Repeat the data exactly, leaving out any image.

** Information provided **
★ ★ ★

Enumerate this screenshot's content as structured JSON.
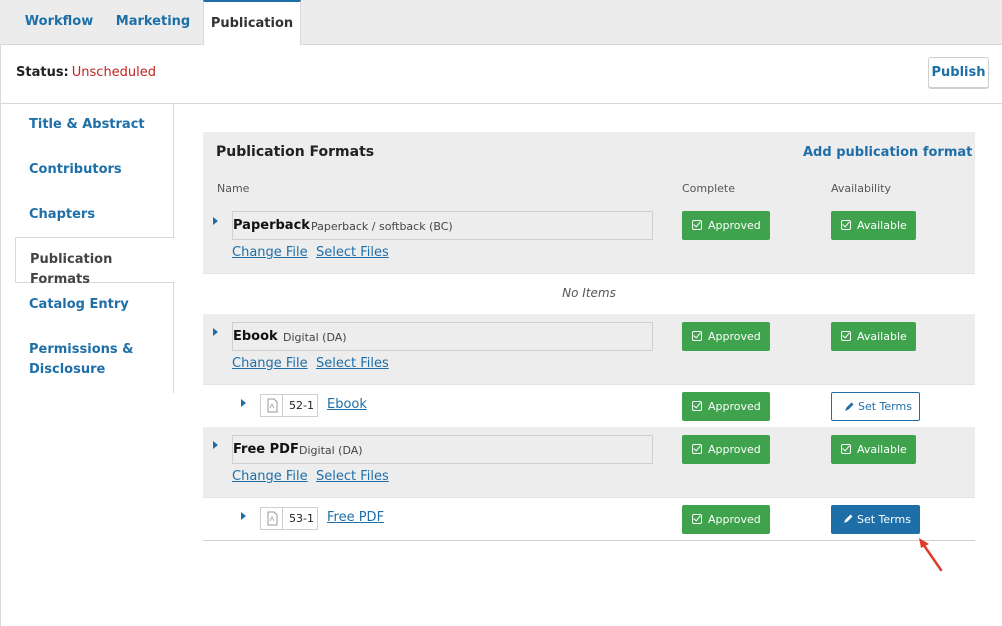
{
  "tabs": {
    "workflow": "Workflow",
    "marketing": "Marketing",
    "publication": "Publication"
  },
  "status": {
    "label": "Status:",
    "value": "Unscheduled"
  },
  "publish_label": "Publish",
  "nav": [
    "Title & Abstract",
    "Contributors",
    "Chapters",
    "Publication Formats",
    "Catalog Entry",
    "Permissions &",
    "Disclosure"
  ],
  "panel": {
    "title": "Publication Formats",
    "add_label": "Add publication format",
    "columns": {
      "name": "Name",
      "complete": "Complete",
      "availability": "Availability"
    },
    "no_items": "No Items"
  },
  "formats": [
    {
      "name": "Paperback",
      "sub": "Paperback / softback (BC)",
      "change": "Change File",
      "select": "Select Files",
      "complete": "Approved",
      "availability": "Available"
    },
    {
      "name": "Ebook",
      "sub": "Digital (DA)",
      "change": "Change File",
      "select": "Select Files",
      "complete": "Approved",
      "availability": "Available"
    },
    {
      "name": "Free PDF",
      "sub": "Digital (DA)",
      "change": "Change File",
      "select": "Select Files",
      "complete": "Approved",
      "availability": "Available"
    }
  ],
  "files": [
    {
      "id": "52-1",
      "name": "Ebook",
      "complete": "Approved",
      "terms": "Set Terms"
    },
    {
      "id": "53-1",
      "name": "Free PDF",
      "complete": "Approved",
      "terms": "Set Terms"
    }
  ],
  "colors": {
    "accent": "#1e6fa8",
    "approved": "#3fa34d",
    "status_red": "#c4221f"
  },
  "icons": [
    "check-square-icon",
    "pencil-icon",
    "pdf-file-icon",
    "caret-right-icon",
    "red-arrow-annotation"
  ]
}
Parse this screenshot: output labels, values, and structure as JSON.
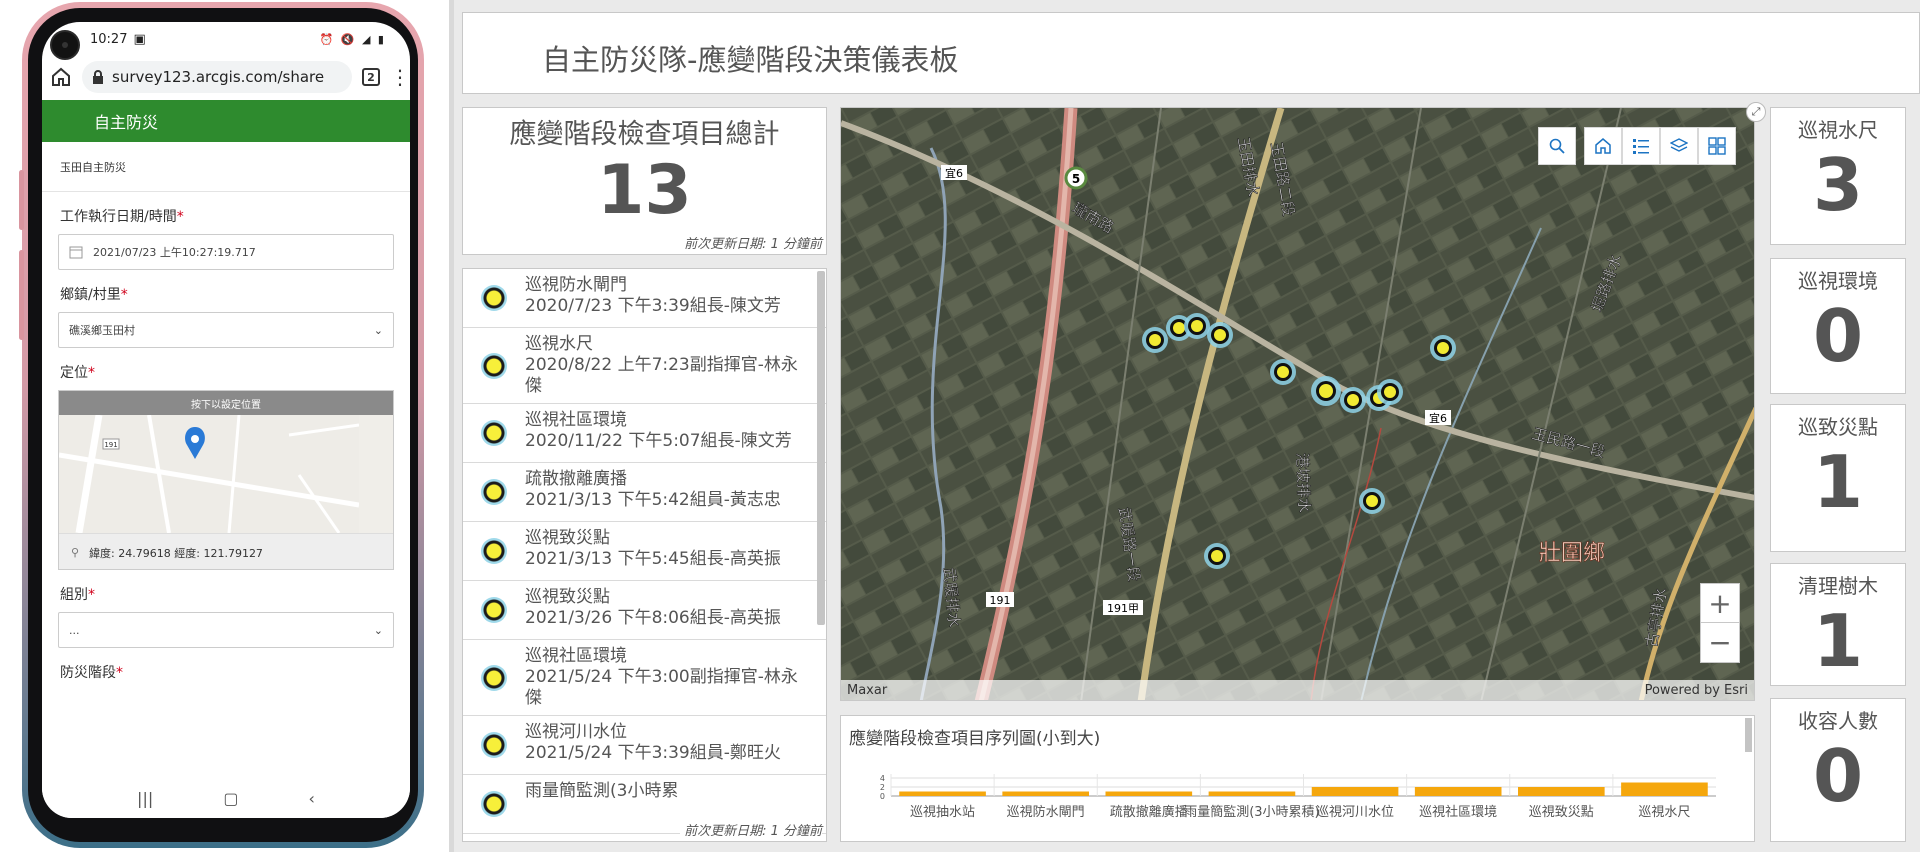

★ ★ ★

** Answer space **
Enumerate this screenshot's content as structured JSON.
{
  "tabs": {
    "workflow": "Workflow",
    "marketing": "Marketing",
    "publication": "Publication"
  },
  "status": {
    "label": "Status:",
    "value": "Unscheduled"
  },
  "publish_label": "Publish",
  "nav": [
    "Title & Abstract",
    "Contributors",
    "Chapters",
    "Publication Formats",
    "Catalog Entry",
    "Permissions &",
    "Disclosure"
  ],
  "panel": {
    "title": "Publication Formats",
    "add_label": "Add publication format",
    "columns": {
      "name": "Name",
      "complete": "Complete",
      "availability": "Availability"
    },
    "no_items": "No Items"
  },
  "formats": [
    {
      "name": "Paperback",
      "sub": "Paperback / softback (BC)",
      "change": "Change File",
      "select": "Select Files",
      "complete": "Approved",
      "availability": "Available"
    },
    {
      "name": "Ebook",
      "sub": "Digital (DA)",
      "change": "Change File",
      "select": "Select Files",
      "complete": "Approved",
      "availability": "Available"
    },
    {
      "name": "Free PDF",
      "sub": "Digital (DA)",
      "change": "Change File",
      "select": "Select Files",
      "complete": "Approved",
      "availability": "Available"
    }
  ],
  "files": [
    {
      "id": "52-1",
      "name": "Ebook",
      "complete": "Approved",
      "terms": "Set Terms"
    },
    {
      "id": "53-1",
      "name": "Free PDF",
      "complete": "Approved",
      "terms": "Set Terms"
    }
  ],
  "colors": {
    "accent": "#1e6fa8",
    "approved": "#3fa34d",
    "status_red": "#c4221f"
  },
  "icons": [
    "check-square-icon",
    "pencil-icon",
    "pdf-file-icon",
    "caret-right-icon",
    "red-arrow-annotation"
  ]
}
Parse this screenshot: output labels, values, and structure as JSON.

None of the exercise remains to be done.